7. Make Sure You Have a Good Towing Service
Accidents are called accidents for a reason; they always happen when least expect it. And that’s when you are going to need a tow service to come to the rescue. A smart motorcycle rider will research reliable towing services in the area who can get to them in a hurry. We recommend becoming a member of the American Motorcycle Association and taking advantage of the organization’s Roadside Assistance.
Whatever service you decide to use, make sure they’re outfitted to properly transport your bike; otherwise, it might up on its side in the back of a flatbed.
8. Be Prepared for Limited Visibility
One of the primary hazards of riding during the winter is decreased visibility. Whether it’s fog, wind, rain or snow, a lack of visibility is a significant danger to anyone navigating the road on a motorcycle.
Proper visibility allows you to see a potential threat well in advance so that you have time to react. A potential threat could be anything from on-coming traffic and ice to standing water or any other obstacle lurking in the road. Ideally, you need to be able to see at least 15 seconds ahead. Thus, when visibility is low, you’ll have time to reduce the speed.
And when it comes to following the traffic, it’s a good idea to maintain a few car lengths between you and the driver ahead of you. After all, things can happen in a flash, and you need to be able to react. Follow too closely, and you could end up eating someone’s bumper.
9. Watch for Road Salt and Black Ice
When road conditions are poor, you’ll be forced to deal with any number of variables. This includes road salt and black ice. It doesn’t matter if it’s man-made or produced by Mother Nature, anything in the road is a serious hazard. Road salt is every bit as dangerous to ride on as ice because it will impair your ability to properly brake, swerve, turn or accelerate.
When you notice something in the road, the first thing you’ll want to do is slow down. Then try to find a safe way around the hazard. Resist the urge to let your ego get the best of you and drive through it; otherwise, you just might end up in the back of that flatbed next to your motorcycle.
10. Be Smart and Go Home If the Weather Turns Bad

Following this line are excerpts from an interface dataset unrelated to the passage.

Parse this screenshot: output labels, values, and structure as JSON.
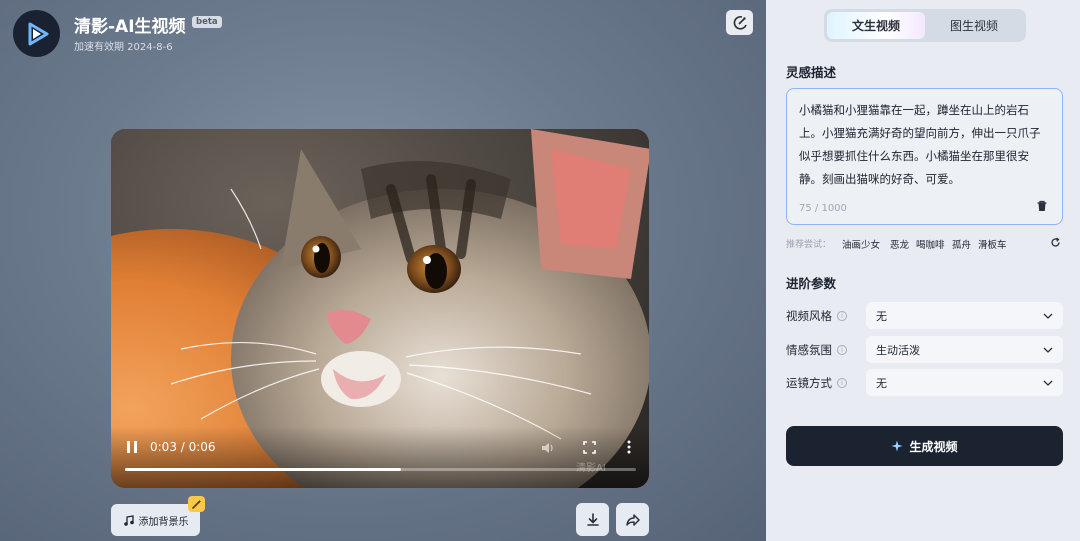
{
  "app": {
    "title": "清影-AI生视频",
    "badge": "beta",
    "subtitle": "加速有效期 2024-8-6"
  },
  "video": {
    "time": "0:03 / 0:06",
    "progress": 0.54,
    "watermark": "清影AI"
  },
  "actions": {
    "music_label": "添加背景乐"
  },
  "panel": {
    "tabs": [
      {
        "label": "文生视频",
        "active": true
      },
      {
        "label": "图生视频",
        "active": false
      }
    ],
    "prompt_title": "灵感描述",
    "prompt_text": "小橘猫和小狸猫靠在一起，蹲坐在山上的岩石上。小狸猫充满好奇的望向前方，伸出一只爪子似乎想要抓住什么东西。小橘猫坐在那里很安静。刻画出猫咪的好奇、可爱。",
    "counter": "75 / 1000",
    "suggest_label": "推荐尝试：",
    "suggestions": [
      "油画少女",
      "恶龙",
      "喝咖啡",
      "孤舟",
      "滑板车"
    ],
    "advanced_title": "进阶参数",
    "params": [
      {
        "label": "视频风格",
        "value": "无"
      },
      {
        "label": "情感氛围",
        "value": "生动活泼"
      },
      {
        "label": "运镜方式",
        "value": "无"
      }
    ],
    "generate_label": "生成视频"
  },
  "colors": {
    "accent": "#1b2230",
    "prompt_border": "#8fb3ff",
    "badge": "#f7c948"
  }
}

The most important advice we can offer for riding in winter weather is this: don’t be an idiot. If it starts to snow, go home. Road conditions can turn bad in the blink of an eye, and you definitely don’t want to get stuck out in that mess. Keep an eye on the forecast. If there’s a chance of snow, think twice about leaving the house. Better safe than sorry.

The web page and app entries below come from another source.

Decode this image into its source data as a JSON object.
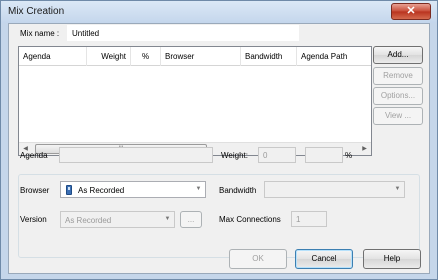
{
  "window": {
    "title": "Mix Creation",
    "close_glyph": "✕"
  },
  "mix_name": {
    "label": "Mix name :",
    "value": "Untitled"
  },
  "list": {
    "columns": [
      "Agenda",
      "Weight",
      "%",
      "Browser",
      "Bandwidth",
      "Agenda Path"
    ],
    "rows": [],
    "scroll_left": "◀",
    "scroll_right": "▶",
    "thumb_grip": "III"
  },
  "side_buttons": {
    "add": "Add...",
    "remove": "Remove",
    "options": "Options...",
    "view": "View ..."
  },
  "agenda": {
    "label": "Agenda",
    "value": ""
  },
  "weight": {
    "label": "Weight:",
    "value": "0",
    "percent_value": "",
    "percent_sign": "%"
  },
  "browser": {
    "label": "Browser",
    "value": "As Recorded",
    "icon": "phone-icon"
  },
  "bandwidth": {
    "label": "Bandwidth",
    "value": ""
  },
  "version": {
    "label": "Version",
    "value": "As Recorded",
    "browse_label": "..."
  },
  "max_connections": {
    "label": "Max Connections",
    "value": "1"
  },
  "footer": {
    "ok": "OK",
    "cancel": "Cancel",
    "help": "Help"
  }
}
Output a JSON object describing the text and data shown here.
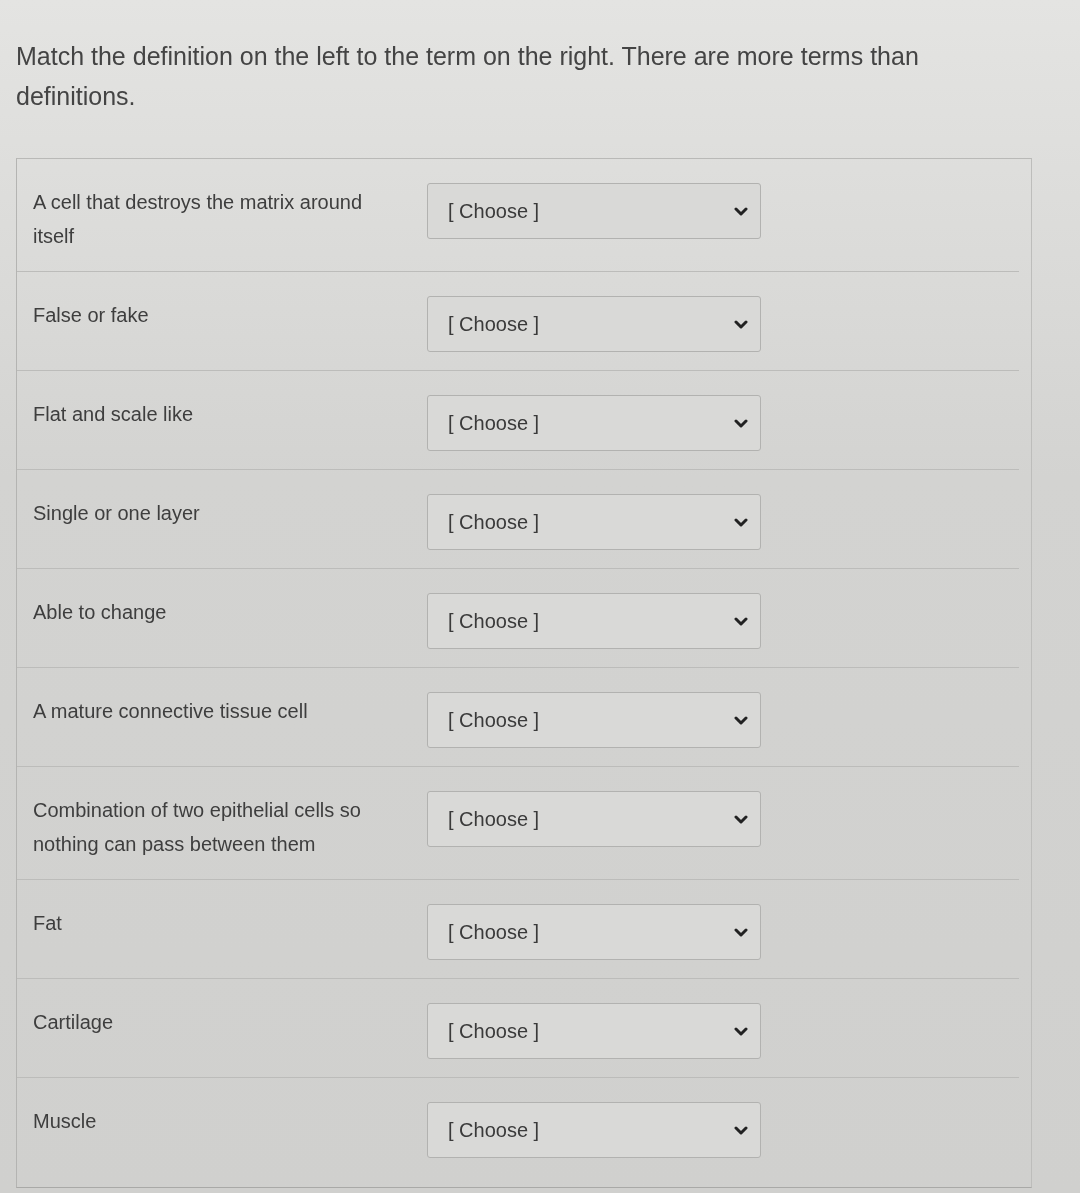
{
  "prompt": "Match the definition on the left to the term on the right. There are more terms than definitions.",
  "pairs": [
    {
      "definition": "A cell that destroys the matrix around itself",
      "answer": {
        "value": "[ Choose ]"
      }
    },
    {
      "definition": "False or fake",
      "answer": {
        "value": "[ Choose ]"
      }
    },
    {
      "definition": "Flat and scale like",
      "answer": {
        "value": "[ Choose ]"
      }
    },
    {
      "definition": "Single or one layer",
      "answer": {
        "value": "[ Choose ]"
      }
    },
    {
      "definition": "Able to change",
      "answer": {
        "value": "[ Choose ]"
      }
    },
    {
      "definition": "A mature connective tissue cell",
      "answer": {
        "value": "[ Choose ]"
      }
    },
    {
      "definition": "Combination of two epithelial cells so nothing can pass between them",
      "answer": {
        "value": "[ Choose ]"
      }
    },
    {
      "definition": "Fat",
      "answer": {
        "value": "[ Choose ]"
      }
    },
    {
      "definition": "Cartilage",
      "answer": {
        "value": "[ Choose ]"
      }
    },
    {
      "definition": "Muscle",
      "answer": {
        "value": "[ Choose ]"
      }
    }
  ]
}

Being Prepared for the Cold
Taking out your motorcycle in winter can be a lot of fun. It’s a matter of being prepared and taking certain safety precautions. Winter motorcycle rides are often the most scenic and beautiful of any time of year, so don’t let the cold stop you. Prepare your bike, get yourself outfitted in warm gear, and head out on an adventure!
Have you ever taken an epic winter road trip? Tell us about it in the comments!